▶ **TASK DETAILS**
Return a copy of every line in the records that includes the word "watermark".

▶ **EXTRACTED DATA**

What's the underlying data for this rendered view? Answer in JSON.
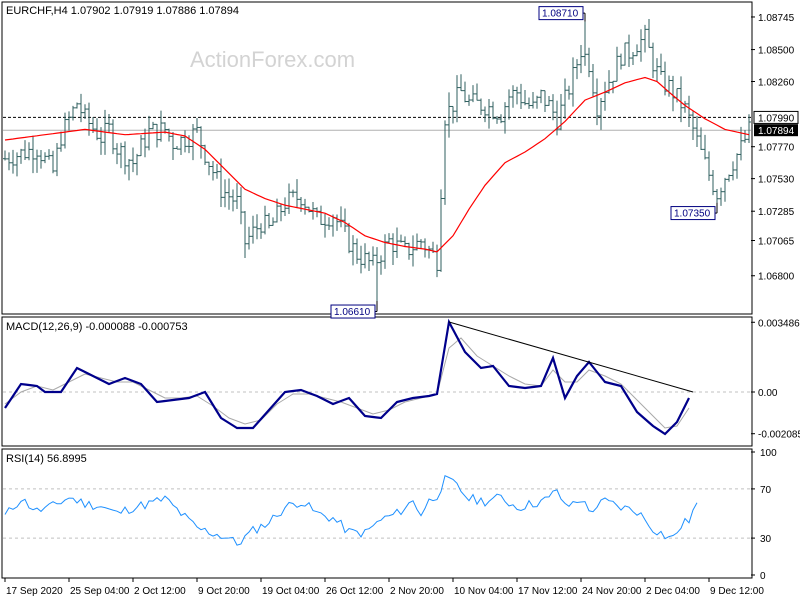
{
  "header": {
    "main_title": "EURCHF,H4  1.07902 1.07919 1.07886 1.07894",
    "watermark": "ActionForex.com",
    "macd_title": "MACD(12,26,9) -0.000088 -0.000753",
    "rsi_title": "RSI(14) 56.8995"
  },
  "colors": {
    "bars": "#2f5f5f",
    "ma": "#ff0000",
    "macd": "#00008b",
    "signal": "#a9a9a9",
    "rsi": "#1e90ff",
    "frame": "#000000",
    "watermark": "#d3d3d3"
  },
  "chart_data": [
    {
      "type": "ohlc",
      "panel": "price",
      "symbol": "EURCHF",
      "timeframe": "H4",
      "ylim": [
        1.0652,
        1.0885
      ],
      "yticks": [
        "1.06800",
        "1.07065",
        "1.07285",
        "1.07530",
        "1.07770",
        "1.08260",
        "1.08500",
        "1.08745"
      ],
      "levels": {
        "resistance": "1.07990",
        "last": "1.07894"
      },
      "annotations": [
        {
          "label": "1.08710",
          "bar": 145,
          "value": 1.0871
        },
        {
          "label": "1.07350",
          "bar": 178,
          "value": 1.0735
        },
        {
          "label": "1.06610",
          "bar": 93,
          "value": 1.0661
        }
      ],
      "close_path": [
        [
          0,
          1.0768
        ],
        [
          8,
          1.0776
        ],
        [
          12,
          1.0758
        ],
        [
          14,
          1.0785
        ],
        [
          18,
          1.081
        ],
        [
          20,
          1.0798
        ],
        [
          24,
          1.0784
        ],
        [
          26,
          1.079
        ],
        [
          28,
          1.0776
        ],
        [
          32,
          1.0765
        ],
        [
          36,
          1.0788
        ],
        [
          40,
          1.079
        ],
        [
          42,
          1.078
        ],
        [
          44,
          1.0782
        ],
        [
          48,
          1.0788
        ],
        [
          50,
          1.0772
        ],
        [
          54,
          1.0745
        ],
        [
          58,
          1.0735
        ],
        [
          60,
          1.0705
        ],
        [
          64,
          1.072
        ],
        [
          66,
          1.0715
        ],
        [
          70,
          1.0735
        ],
        [
          74,
          1.074
        ],
        [
          78,
          1.0722
        ],
        [
          82,
          1.0726
        ],
        [
          86,
          1.0705
        ],
        [
          88,
          1.0696
        ],
        [
          92,
          1.0688
        ],
        [
          96,
          1.0706
        ],
        [
          100,
          1.0698
        ],
        [
          104,
          1.0706
        ],
        [
          108,
          1.0692
        ],
        [
          110,
          1.08
        ],
        [
          114,
          1.0818
        ],
        [
          116,
          1.081
        ],
        [
          120,
          1.0808
        ],
        [
          124,
          1.0802
        ],
        [
          126,
          1.0815
        ],
        [
          128,
          1.0818
        ],
        [
          130,
          1.081
        ],
        [
          132,
          1.0806
        ],
        [
          134,
          1.0815
        ],
        [
          136,
          1.0808
        ],
        [
          138,
          1.0798
        ],
        [
          140,
          1.0812
        ],
        [
          142,
          1.083
        ],
        [
          144,
          1.085
        ],
        [
          146,
          1.084
        ],
        [
          148,
          1.0808
        ],
        [
          150,
          1.0822
        ],
        [
          152,
          1.0832
        ],
        [
          154,
          1.0846
        ],
        [
          156,
          1.0848
        ],
        [
          158,
          1.0855
        ],
        [
          160,
          1.0858
        ],
        [
          162,
          1.084
        ],
        [
          164,
          1.0826
        ],
        [
          166,
          1.0822
        ],
        [
          170,
          1.0805
        ],
        [
          172,
          1.079
        ],
        [
          174,
          1.0772
        ],
        [
          176,
          1.0756
        ],
        [
          178,
          1.0742
        ],
        [
          180,
          1.0755
        ],
        [
          182,
          1.0766
        ],
        [
          184,
          1.0776
        ],
        [
          186,
          1.0789
        ]
      ],
      "ma_path": [
        [
          0,
          1.0782
        ],
        [
          10,
          1.0786
        ],
        [
          20,
          1.079
        ],
        [
          30,
          1.0786
        ],
        [
          40,
          1.0788
        ],
        [
          45,
          1.0785
        ],
        [
          50,
          1.0775
        ],
        [
          55,
          1.076
        ],
        [
          60,
          1.0745
        ],
        [
          65,
          1.0738
        ],
        [
          70,
          1.0733
        ],
        [
          75,
          1.073
        ],
        [
          80,
          1.0727
        ],
        [
          85,
          1.072
        ],
        [
          90,
          1.071
        ],
        [
          95,
          1.0705
        ],
        [
          100,
          1.0702
        ],
        [
          105,
          1.07
        ],
        [
          108,
          1.0698
        ],
        [
          112,
          1.071
        ],
        [
          116,
          1.073
        ],
        [
          120,
          1.0748
        ],
        [
          125,
          1.0765
        ],
        [
          130,
          1.0773
        ],
        [
          135,
          1.0783
        ],
        [
          140,
          1.0796
        ],
        [
          145,
          1.0812
        ],
        [
          150,
          1.0818
        ],
        [
          155,
          1.0825
        ],
        [
          160,
          1.0829
        ],
        [
          163,
          1.0826
        ],
        [
          166,
          1.0818
        ],
        [
          170,
          1.0808
        ],
        [
          175,
          1.0798
        ],
        [
          180,
          1.079
        ],
        [
          186,
          1.0786
        ]
      ],
      "seed": 7,
      "bar_count": 187
    },
    {
      "type": "line",
      "panel": "macd",
      "name": "MACD(12,26,9)",
      "ylim": [
        -0.00265,
        0.0037
      ],
      "yticks": [
        "0.003486",
        "0.00",
        "-0.002085"
      ],
      "macd": [
        [
          0,
          -0.0008
        ],
        [
          4,
          0.0004
        ],
        [
          8,
          0.0003
        ],
        [
          10,
          0.0
        ],
        [
          14,
          0.0
        ],
        [
          18,
          0.0012
        ],
        [
          22,
          0.0008
        ],
        [
          26,
          0.0004
        ],
        [
          30,
          0.0007
        ],
        [
          34,
          0.0004
        ],
        [
          38,
          -0.0005
        ],
        [
          42,
          -0.0004
        ],
        [
          46,
          -0.0003
        ],
        [
          50,
          0.0
        ],
        [
          54,
          -0.0013
        ],
        [
          58,
          -0.0018
        ],
        [
          62,
          -0.0018
        ],
        [
          66,
          -0.0009
        ],
        [
          70,
          0.0
        ],
        [
          74,
          0.0001
        ],
        [
          78,
          -0.0002
        ],
        [
          82,
          -0.0006
        ],
        [
          86,
          -0.0003
        ],
        [
          90,
          -0.0012
        ],
        [
          94,
          -0.0013
        ],
        [
          98,
          -0.0005
        ],
        [
          102,
          -0.0003
        ],
        [
          106,
          -0.0002
        ],
        [
          108,
          -0.0001
        ],
        [
          111,
          0.0035
        ],
        [
          115,
          0.002
        ],
        [
          119,
          0.0012
        ],
        [
          122,
          0.0013
        ],
        [
          126,
          0.0003
        ],
        [
          130,
          0.0002
        ],
        [
          134,
          0.0003
        ],
        [
          137,
          0.0017
        ],
        [
          140,
          -0.0003
        ],
        [
          143,
          0.0008
        ],
        [
          146,
          0.0015
        ],
        [
          150,
          0.0005
        ],
        [
          154,
          0.0003
        ],
        [
          158,
          -0.001
        ],
        [
          162,
          -0.0017
        ],
        [
          165,
          -0.0021
        ],
        [
          168,
          -0.0015
        ],
        [
          171,
          -0.0003
        ]
      ],
      "signal": [
        [
          0,
          -0.0006
        ],
        [
          4,
          0.0
        ],
        [
          8,
          0.0003
        ],
        [
          12,
          0.0001
        ],
        [
          16,
          0.0005
        ],
        [
          20,
          0.0009
        ],
        [
          24,
          0.0007
        ],
        [
          28,
          0.0005
        ],
        [
          32,
          0.0005
        ],
        [
          36,
          0.0001
        ],
        [
          40,
          -0.0003
        ],
        [
          44,
          -0.0003
        ],
        [
          48,
          -0.0002
        ],
        [
          52,
          -0.0007
        ],
        [
          56,
          -0.0013
        ],
        [
          60,
          -0.0016
        ],
        [
          64,
          -0.0014
        ],
        [
          68,
          -0.0006
        ],
        [
          72,
          -0.0001
        ],
        [
          76,
          -0.0001
        ],
        [
          80,
          -0.0003
        ],
        [
          84,
          -0.0005
        ],
        [
          88,
          -0.0008
        ],
        [
          92,
          -0.0011
        ],
        [
          96,
          -0.0009
        ],
        [
          100,
          -0.0005
        ],
        [
          104,
          -0.0003
        ],
        [
          108,
          -0.0001
        ],
        [
          111,
          0.0022
        ],
        [
          114,
          0.0027
        ],
        [
          118,
          0.0018
        ],
        [
          122,
          0.0013
        ],
        [
          126,
          0.0008
        ],
        [
          130,
          0.0004
        ],
        [
          134,
          0.0003
        ],
        [
          137,
          0.0011
        ],
        [
          140,
          0.0005
        ],
        [
          143,
          0.0005
        ],
        [
          146,
          0.0011
        ],
        [
          150,
          0.0008
        ],
        [
          154,
          0.0004
        ],
        [
          158,
          -0.0004
        ],
        [
          162,
          -0.0012
        ],
        [
          165,
          -0.0018
        ],
        [
          168,
          -0.0017
        ],
        [
          171,
          -0.0008
        ]
      ],
      "trendline": [
        [
          111,
          0.0035
        ],
        [
          172,
          0.0
        ]
      ]
    },
    {
      "type": "line",
      "panel": "rsi",
      "name": "RSI(14)",
      "ylim": [
        0,
        100
      ],
      "yticks": [
        100,
        70,
        30,
        0
      ],
      "levels": [
        70,
        30
      ],
      "rsi": [
        [
          0,
          48
        ],
        [
          4,
          62
        ],
        [
          8,
          52
        ],
        [
          12,
          56
        ],
        [
          16,
          63
        ],
        [
          20,
          58
        ],
        [
          24,
          56
        ],
        [
          28,
          50
        ],
        [
          32,
          55
        ],
        [
          36,
          58
        ],
        [
          40,
          62
        ],
        [
          44,
          50
        ],
        [
          48,
          38
        ],
        [
          52,
          34
        ],
        [
          56,
          30
        ],
        [
          58,
          25
        ],
        [
          62,
          36
        ],
        [
          66,
          43
        ],
        [
          70,
          55
        ],
        [
          74,
          60
        ],
        [
          78,
          50
        ],
        [
          82,
          46
        ],
        [
          86,
          35
        ],
        [
          90,
          34
        ],
        [
          94,
          45
        ],
        [
          98,
          50
        ],
        [
          102,
          60
        ],
        [
          104,
          50
        ],
        [
          106,
          60
        ],
        [
          108,
          65
        ],
        [
          110,
          77
        ],
        [
          112,
          75
        ],
        [
          116,
          62
        ],
        [
          120,
          60
        ],
        [
          124,
          63
        ],
        [
          128,
          55
        ],
        [
          132,
          58
        ],
        [
          136,
          62
        ],
        [
          138,
          70
        ],
        [
          140,
          55
        ],
        [
          144,
          62
        ],
        [
          146,
          52
        ],
        [
          150,
          60
        ],
        [
          154,
          55
        ],
        [
          158,
          52
        ],
        [
          162,
          38
        ],
        [
          165,
          32
        ],
        [
          167,
          30
        ],
        [
          169,
          40
        ],
        [
          171,
          45
        ],
        [
          173,
          58
        ]
      ]
    }
  ],
  "x_axis": {
    "bar_count": 187,
    "labels": [
      {
        "bar": 0,
        "label": "17 Sep 2020"
      },
      {
        "bar": 16,
        "label": "25 Sep 04:00"
      },
      {
        "bar": 32,
        "label": "2 Oct 12:00"
      },
      {
        "bar": 48,
        "label": "9 Oct 20:00"
      },
      {
        "bar": 64,
        "label": "19 Oct 04:00"
      },
      {
        "bar": 80,
        "label": "26 Oct 12:00"
      },
      {
        "bar": 96,
        "label": "2 Nov 20:00"
      },
      {
        "bar": 112,
        "label": "10 Nov 04:00"
      },
      {
        "bar": 128,
        "label": "17 Nov 12:00"
      },
      {
        "bar": 144,
        "label": "24 Nov 20:00"
      },
      {
        "bar": 160,
        "label": "2 Dec 04:00"
      },
      {
        "bar": 176,
        "label": "9 Dec 12:00"
      }
    ]
  }
}
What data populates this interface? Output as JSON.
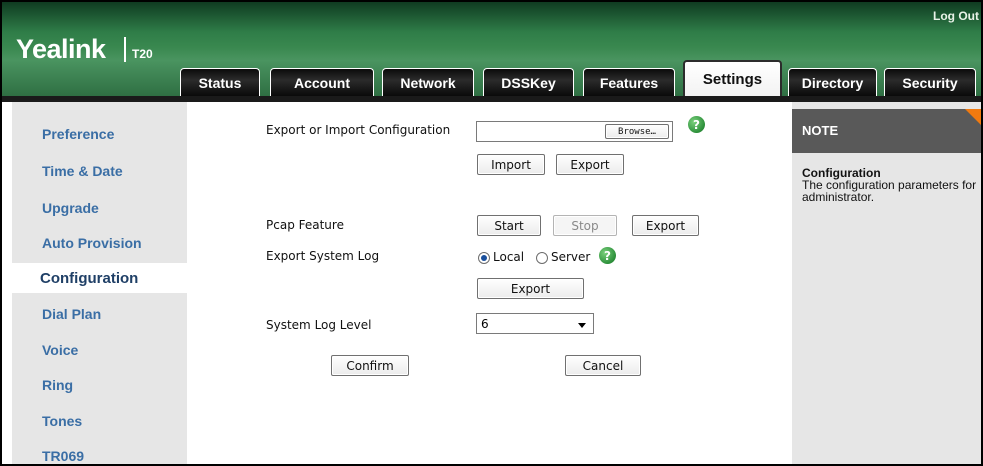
{
  "brand": {
    "name": "Yealink",
    "model": "T20"
  },
  "header": {
    "logout": "Log Out"
  },
  "tabs": [
    {
      "label": "Status",
      "active": false
    },
    {
      "label": "Account",
      "active": false
    },
    {
      "label": "Network",
      "active": false
    },
    {
      "label": "DSSKey",
      "active": false
    },
    {
      "label": "Features",
      "active": false
    },
    {
      "label": "Settings",
      "active": true
    },
    {
      "label": "Directory",
      "active": false
    },
    {
      "label": "Security",
      "active": false
    }
  ],
  "sidebar": {
    "items": [
      {
        "label": "Preference"
      },
      {
        "label": "Time & Date"
      },
      {
        "label": "Upgrade"
      },
      {
        "label": "Auto Provision"
      },
      {
        "label": "Configuration",
        "active": true
      },
      {
        "label": "Dial Plan"
      },
      {
        "label": "Voice"
      },
      {
        "label": "Ring"
      },
      {
        "label": "Tones"
      },
      {
        "label": "TR069"
      }
    ]
  },
  "main": {
    "export_import": {
      "label": "Export or Import Configuration",
      "file_value": "",
      "browse": "Browse…",
      "import": "Import",
      "export": "Export"
    },
    "pcap": {
      "label": "Pcap Feature",
      "start": "Start",
      "stop": "Stop",
      "export": "Export"
    },
    "syslog": {
      "label": "Export System Log",
      "local": "Local",
      "server": "Server",
      "selected": "Local",
      "export": "Export"
    },
    "log_level": {
      "label": "System Log Level",
      "value": "6"
    },
    "confirm": "Confirm",
    "cancel": "Cancel"
  },
  "note": {
    "title": "NOTE",
    "subtitle": "Configuration",
    "description": "The configuration parameters for administrator."
  },
  "colors": {
    "header_green": "#39884f",
    "link_blue": "#3a6ea5",
    "note_accent": "#f07a10",
    "help_green": "#2c8f3a"
  },
  "icons": {
    "help": "help-icon",
    "dropdown": "chevron-down-icon",
    "note_corner": "corner-flag-icon"
  }
}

▶ **RESPONSE FOR THIS EXERCISE**
    "watermark": "ActionForex.com",
    "watermark": "#d3d3d3"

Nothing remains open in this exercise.